PROBLEM: Take every line from the data that has the word "letters" in it.

Items from a data source:
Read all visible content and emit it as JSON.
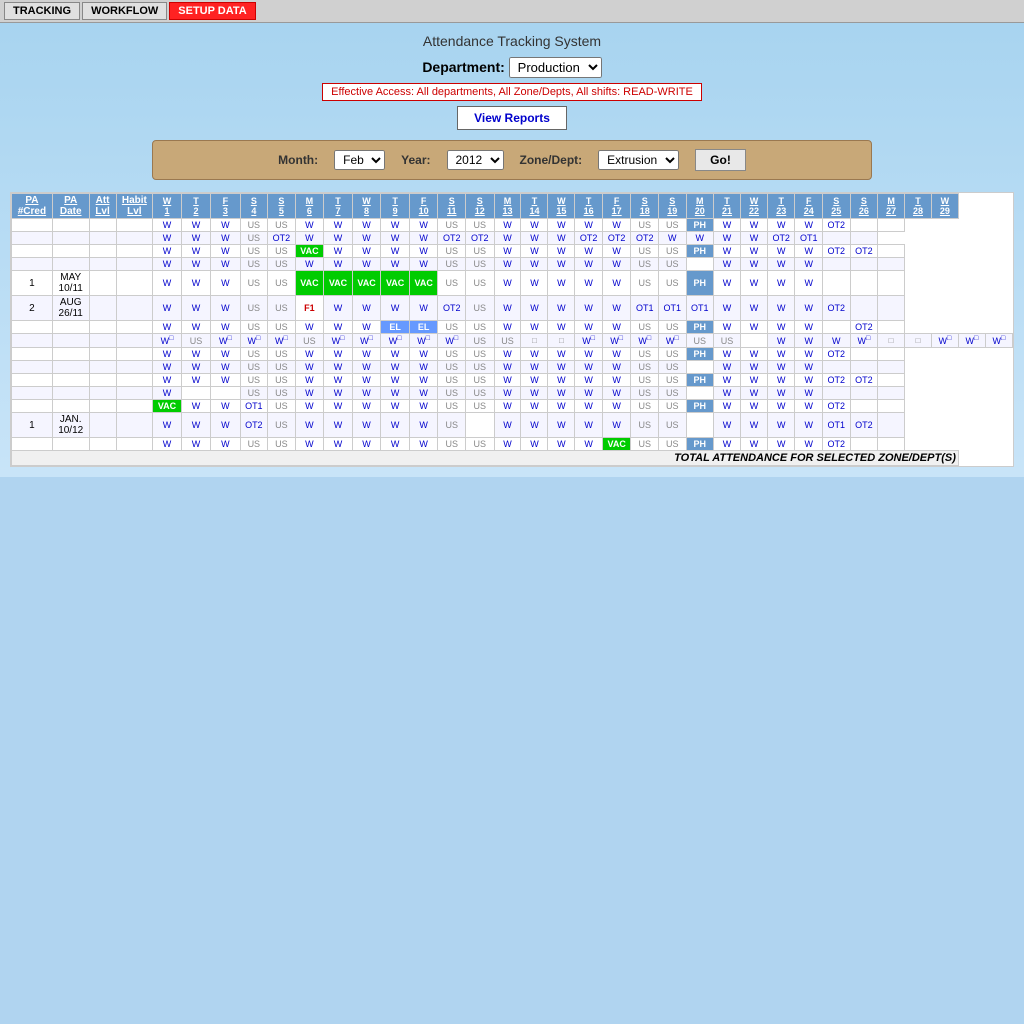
{
  "nav": {
    "items": [
      {
        "label": "TRACKING",
        "active": false
      },
      {
        "label": "WORKFLOW",
        "active": false
      },
      {
        "label": "SETUP DATA",
        "active": true
      }
    ]
  },
  "header": {
    "title": "Attendance Tracking System",
    "dept_label": "Department:",
    "dept_value": "Production",
    "access_notice": "Effective Access: All departments, All Zone/Depts, All shifts: READ-WRITE",
    "view_reports": "View Reports"
  },
  "filters": {
    "month_label": "Month:",
    "month_value": "Feb",
    "year_label": "Year:",
    "year_value": "2012",
    "zone_label": "Zone/Dept:",
    "zone_value": "Extrusion",
    "go_label": "Go!"
  },
  "columns": {
    "fixed": [
      "PA\n# Cred",
      "PA\nDate",
      "Att\nLvl",
      "Habit\nLvl"
    ],
    "days": [
      "W\n1",
      "T\n2",
      "F\n3",
      "S\n4",
      "S\n5",
      "M\n6",
      "T\n7",
      "W\n8",
      "T\n9",
      "F\n10",
      "S\n11",
      "S\n12",
      "M\n13",
      "T\n14",
      "W\n15",
      "T\n16",
      "F\n17",
      "S\n18",
      "S\n19",
      "M\n20",
      "T\n21",
      "W\n22",
      "T\n23",
      "F\n24",
      "S\n25",
      "S\n26",
      "M\n27",
      "T\n28",
      "W\n29"
    ]
  },
  "footer": {
    "text": "TOTAL ATTENDANCE FOR SELECTED ZONE/DEPT(S)"
  }
}
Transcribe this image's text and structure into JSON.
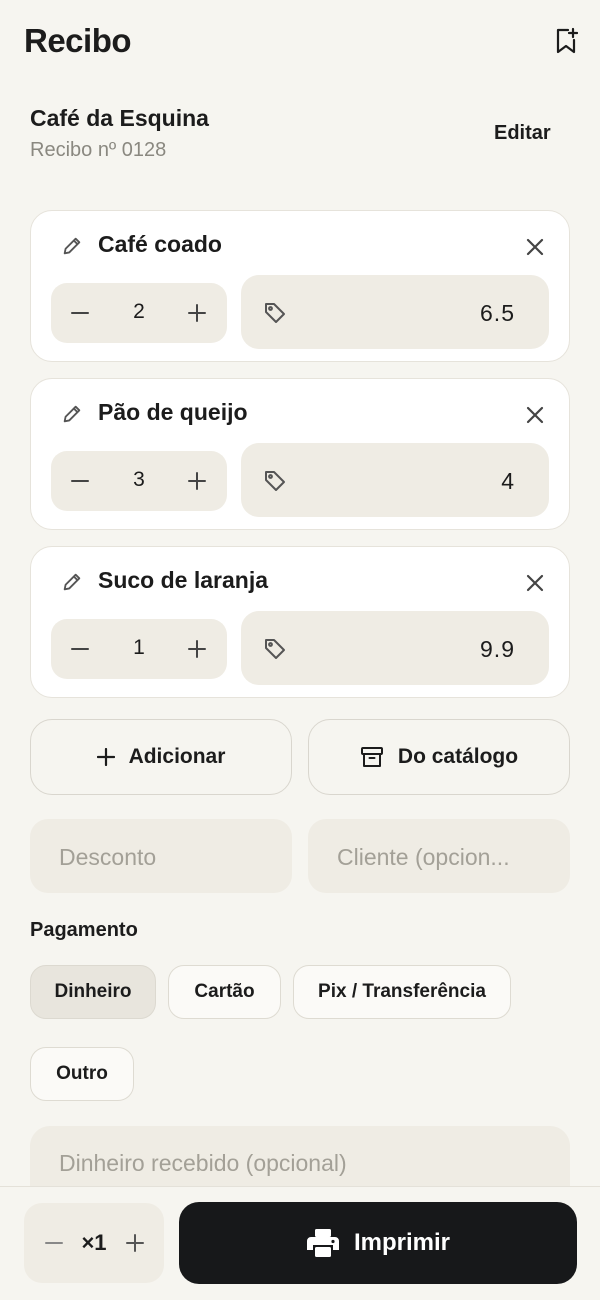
{
  "header": {
    "title": "Recibo",
    "bookmark_icon": "bookmark-plus-icon"
  },
  "shop": {
    "name": "Café da Esquina",
    "receipt_number": "Recibo nº 0128",
    "edit_label": "Editar"
  },
  "items": [
    {
      "name": "Café coado",
      "quantity": "2",
      "price": "6.5"
    },
    {
      "name": "Pão de queijo",
      "quantity": "3",
      "price": "4"
    },
    {
      "name": "Suco de laranja",
      "quantity": "1",
      "price": "9.9"
    }
  ],
  "actions": {
    "add_label": "Adicionar",
    "catalog_label": "Do catálogo"
  },
  "fields": {
    "discount_placeholder": "Desconto",
    "client_placeholder": "Cliente (opcion..."
  },
  "payment": {
    "label": "Pagamento",
    "options": [
      "Dinheiro",
      "Cartão",
      "Pix / Transferência",
      "Outro"
    ],
    "selected": "Dinheiro",
    "cash_received_placeholder": "Dinheiro recebido (opcional)"
  },
  "footer": {
    "copies": "×1",
    "print_label": "Imprimir"
  },
  "colors": {
    "background": "#f6f5f0",
    "field_bg": "#efece4",
    "primary_button": "#17181a"
  }
}
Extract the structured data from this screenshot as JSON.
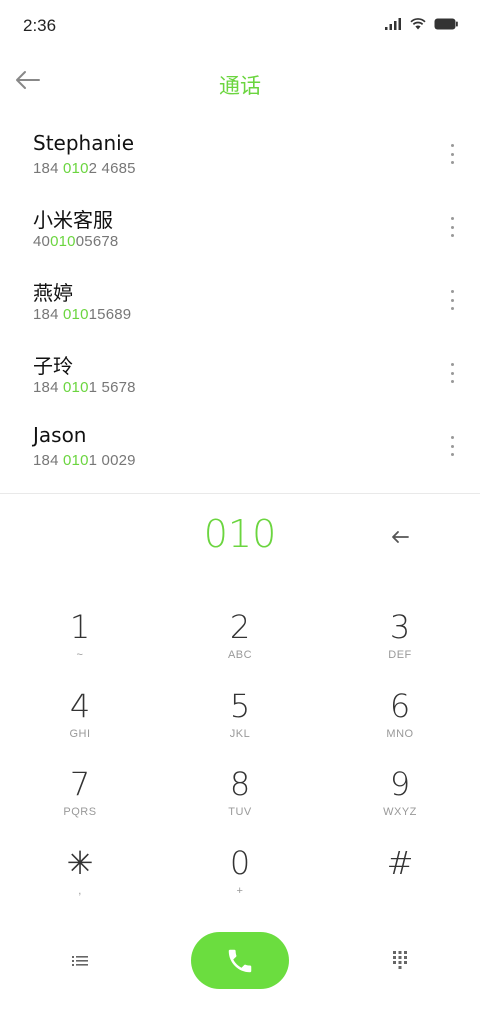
{
  "status_bar": {
    "time": "2:36"
  },
  "header": {
    "title": "通话"
  },
  "contacts": [
    {
      "name": "Stephanie",
      "number_pre": "184 ",
      "number_match": "010",
      "number_post": "2 4685"
    },
    {
      "name": "小米客服",
      "number_pre": "40",
      "number_match": "010",
      "number_post": "05678"
    },
    {
      "name": "燕婷",
      "number_pre": "184 ",
      "number_match": "010",
      "number_post": "15689"
    },
    {
      "name": "子玲",
      "number_pre": "184 ",
      "number_match": "010",
      "number_post": "1 5678"
    },
    {
      "name": "Jason",
      "number_pre": "184 ",
      "number_match": "010",
      "number_post": "1 0029"
    }
  ],
  "dial_input": "010",
  "keypad": [
    {
      "digit": "1",
      "letters": "~"
    },
    {
      "digit": "2",
      "letters": "ABC"
    },
    {
      "digit": "3",
      "letters": "DEF"
    },
    {
      "digit": "4",
      "letters": "GHI"
    },
    {
      "digit": "5",
      "letters": "JKL"
    },
    {
      "digit": "6",
      "letters": "MNO"
    },
    {
      "digit": "7",
      "letters": "PQRS"
    },
    {
      "digit": "8",
      "letters": "TUV"
    },
    {
      "digit": "9",
      "letters": "WXYZ"
    },
    {
      "digit": "✳",
      "letters": ","
    },
    {
      "digit": "0",
      "letters": "+"
    },
    {
      "digit": "#",
      "letters": ""
    }
  ],
  "icons": {
    "back": "arrow-left-icon",
    "more": "more-vertical-icon",
    "delete": "backspace-arrow-icon",
    "menu": "list-icon",
    "call": "phone-icon",
    "dialpad": "dialpad-icon"
  },
  "colors": {
    "accent": "#6bd53f",
    "call_button": "#6bdd3f"
  }
}
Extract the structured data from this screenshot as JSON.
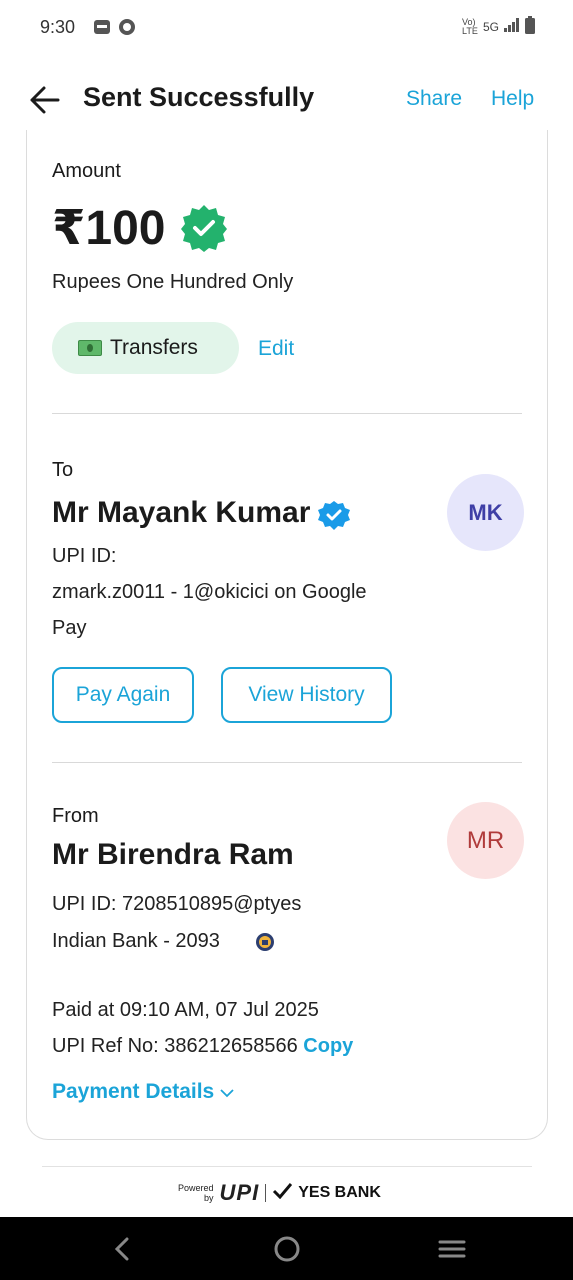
{
  "status_bar": {
    "time": "9:30",
    "network": "5G",
    "volte": "Vo) LTE"
  },
  "header": {
    "title": "Sent Successfully",
    "share_label": "Share",
    "help_label": "Help"
  },
  "amount_section": {
    "label": "Amount",
    "value": "₹100",
    "in_words": "Rupees One Hundred Only",
    "category_chip": "Transfers",
    "category_icon": "banknote-icon",
    "edit_label": "Edit"
  },
  "to_section": {
    "label": "To",
    "name": "Mr Mayank Kumar",
    "upi_label": "UPI ID:",
    "upi_line1": "zmark.z0011 - 1@okicici on Google",
    "upi_line2": "Pay",
    "avatar_initials": "MK",
    "pay_again_label": "Pay Again",
    "view_history_label": "View History"
  },
  "from_section": {
    "label": "From",
    "name": "Mr Birendra Ram",
    "upi_id": "UPI ID: 7208510895@ptyes",
    "bank": "Indian Bank - 2093",
    "avatar_initials": "MR",
    "paid_at": "Paid at 09:10 AM, 07 Jul 2025",
    "ref_no": "UPI Ref No: 386212658566",
    "copy_label": "Copy",
    "payment_details_label": "Payment Details"
  },
  "footer": {
    "powered": "Powered",
    "by": "by",
    "upi": "UPI",
    "bank": "YES BANK"
  },
  "colors": {
    "accent": "#1ba4d8",
    "success_green": "#23b26d",
    "verified_blue": "#1a9be8"
  }
}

ANSWER SPACE:
      "letters": "~"
      "letters": "ABC"
      "letters": "DEF"
      "letters": "GHI"
      "letters": "JKL"
      "letters": "MNO"
      "letters": "PQRS"
      "letters": "TUV"
      "letters": "WXYZ"
      "letters": ","
      "letters": "+"
      "letters": ""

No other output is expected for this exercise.